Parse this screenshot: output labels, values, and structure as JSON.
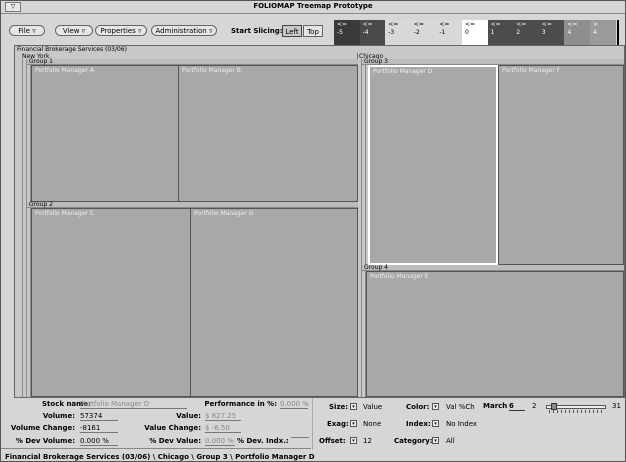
{
  "window": {
    "title": "FOLIOMAP Treemap Prototype",
    "menu_glyph": "▽"
  },
  "toolbar": {
    "menus": [
      {
        "label": "File ▿"
      },
      {
        "label": "View ▿"
      },
      {
        "label": "Properties ▿"
      },
      {
        "label": "Administration ▿"
      }
    ],
    "slicing_label": "Start Slicing:",
    "slice_left": "Left",
    "slice_top": "Top"
  },
  "legend": [
    {
      "op": "<=",
      "value": "-5",
      "color": "#3a3a3a"
    },
    {
      "op": "<=",
      "value": "-4",
      "color": "#4a4a4a"
    },
    {
      "op": "<=",
      "value": "-3",
      "color": "#d8d8d8"
    },
    {
      "op": "<=",
      "value": "-2",
      "color": "#d8d8d8"
    },
    {
      "op": "<=",
      "value": "-1",
      "color": "#d8d8d8"
    },
    {
      "op": "<=",
      "value": "0",
      "color": "#ffffff"
    },
    {
      "op": "<=",
      "value": "1",
      "color": "#4c4c4c"
    },
    {
      "op": "<=",
      "value": "2",
      "color": "#4c4c4c"
    },
    {
      "op": "<=",
      "value": "3",
      "color": "#4c4c4c"
    },
    {
      "op": "<=",
      "value": "4",
      "color": "#8e8e8e"
    },
    {
      "op": ">",
      "value": "4",
      "color": "#9a9a9a"
    }
  ],
  "treemap": {
    "root": "Financial Brokerage Services (03/06)",
    "regions": [
      {
        "name": "New York",
        "groups": [
          {
            "name": "Group 1",
            "managers": [
              "Portfolio Manager A",
              "Portfolio Manager B"
            ]
          },
          {
            "name": "Group 2",
            "managers": [
              "Portfolio Manager C",
              "Portfolio Manager G"
            ]
          }
        ]
      },
      {
        "name": "Chicago",
        "groups": [
          {
            "name": "Group 3",
            "managers": [
              "Portfolio Manager D",
              "Portfolio Manager F"
            ]
          },
          {
            "name": "Group 4",
            "managers": [
              "Portfolio Manager E"
            ]
          }
        ]
      }
    ]
  },
  "details": {
    "stock_name_label": "Stock name:",
    "stock_name": "Portfolio Manager D",
    "performance_label": "Performance in %:",
    "performance": "0.000 %",
    "volume_label": "Volume:",
    "volume": "57374",
    "value_label": "Value:",
    "value": "$ 827.25",
    "volume_change_label": "Volume Change:",
    "volume_change": "-8161",
    "value_change_label": "Value Change:",
    "value_change": "$ -6.50",
    "pct_dev_volume_label": "% Dev Volume:",
    "pct_dev_volume": "0.000 %",
    "pct_dev_value_label": "% Dev Value:",
    "pct_dev_value": "0.000 %",
    "pct_dev_index_label": "% Dev. Indx.:",
    "pct_dev_index": ""
  },
  "settings": {
    "size_label": "Size:",
    "size": "Value",
    "color_label": "Color:",
    "color": "Val %Ch",
    "exag_label": "Exag:",
    "exag": "None",
    "index_label": "Index:",
    "index": "No Index",
    "offset_label": "Offset:",
    "offset": "12",
    "category_label": "Category:",
    "category": "All",
    "date_month": "March",
    "date_day": "6",
    "slider_min": "2",
    "slider_max": "31"
  },
  "breadcrumb": "Financial Brokerage Services (03/06) \\ Chicago \\ Group 3 \\ Portfolio Manager D"
}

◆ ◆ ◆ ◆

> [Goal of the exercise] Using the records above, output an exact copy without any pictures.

> [Response]
Parse this screenshot: output labels, values, and structure as JSON.
{
  "window": {
    "title": "FOLIOMAP Treemap Prototype",
    "menu_glyph": "▽"
  },
  "toolbar": {
    "menus": [
      {
        "label": "File ▿"
      },
      {
        "label": "View ▿"
      },
      {
        "label": "Properties ▿"
      },
      {
        "label": "Administration ▿"
      }
    ],
    "slicing_label": "Start Slicing:",
    "slice_left": "Left",
    "slice_top": "Top"
  },
  "legend": [
    {
      "op": "<=",
      "value": "-5",
      "color": "#3a3a3a"
    },
    {
      "op": "<=",
      "value": "-4",
      "color": "#4a4a4a"
    },
    {
      "op": "<=",
      "value": "-3",
      "color": "#d8d8d8"
    },
    {
      "op": "<=",
      "value": "-2",
      "color": "#d8d8d8"
    },
    {
      "op": "<=",
      "value": "-1",
      "color": "#d8d8d8"
    },
    {
      "op": "<=",
      "value": "0",
      "color": "#ffffff"
    },
    {
      "op": "<=",
      "value": "1",
      "color": "#4c4c4c"
    },
    {
      "op": "<=",
      "value": "2",
      "color": "#4c4c4c"
    },
    {
      "op": "<=",
      "value": "3",
      "color": "#4c4c4c"
    },
    {
      "op": "<=",
      "value": "4",
      "color": "#8e8e8e"
    },
    {
      "op": ">",
      "value": "4",
      "color": "#9a9a9a"
    }
  ],
  "treemap": {
    "root": "Financial Brokerage Services (03/06)",
    "regions": [
      {
        "name": "New York",
        "groups": [
          {
            "name": "Group 1",
            "managers": [
              "Portfolio Manager A",
              "Portfolio Manager B"
            ]
          },
          {
            "name": "Group 2",
            "managers": [
              "Portfolio Manager C",
              "Portfolio Manager G"
            ]
          }
        ]
      },
      {
        "name": "Chicago",
        "groups": [
          {
            "name": "Group 3",
            "managers": [
              "Portfolio Manager D",
              "Portfolio Manager F"
            ]
          },
          {
            "name": "Group 4",
            "managers": [
              "Portfolio Manager E"
            ]
          }
        ]
      }
    ]
  },
  "details": {
    "stock_name_label": "Stock name:",
    "stock_name": "Portfolio Manager D",
    "performance_label": "Performance in %:",
    "performance": "0.000 %",
    "volume_label": "Volume:",
    "volume": "57374",
    "value_label": "Value:",
    "value": "$ 827.25",
    "volume_change_label": "Volume Change:",
    "volume_change": "-8161",
    "value_change_label": "Value Change:",
    "value_change": "$ -6.50",
    "pct_dev_volume_label": "% Dev Volume:",
    "pct_dev_volume": "0.000 %",
    "pct_dev_value_label": "% Dev Value:",
    "pct_dev_value": "0.000 %",
    "pct_dev_index_label": "% Dev. Indx.:",
    "pct_dev_index": ""
  },
  "settings": {
    "size_label": "Size:",
    "size": "Value",
    "color_label": "Color:",
    "color": "Val %Ch",
    "exag_label": "Exag:",
    "exag": "None",
    "index_label": "Index:",
    "index": "No Index",
    "offset_label": "Offset:",
    "offset": "12",
    "category_label": "Category:",
    "category": "All",
    "date_month": "March",
    "date_day": "6",
    "slider_min": "2",
    "slider_max": "31"
  },
  "breadcrumb": "Financial Brokerage Services (03/06) \\ Chicago \\ Group 3 \\ Portfolio Manager D"
}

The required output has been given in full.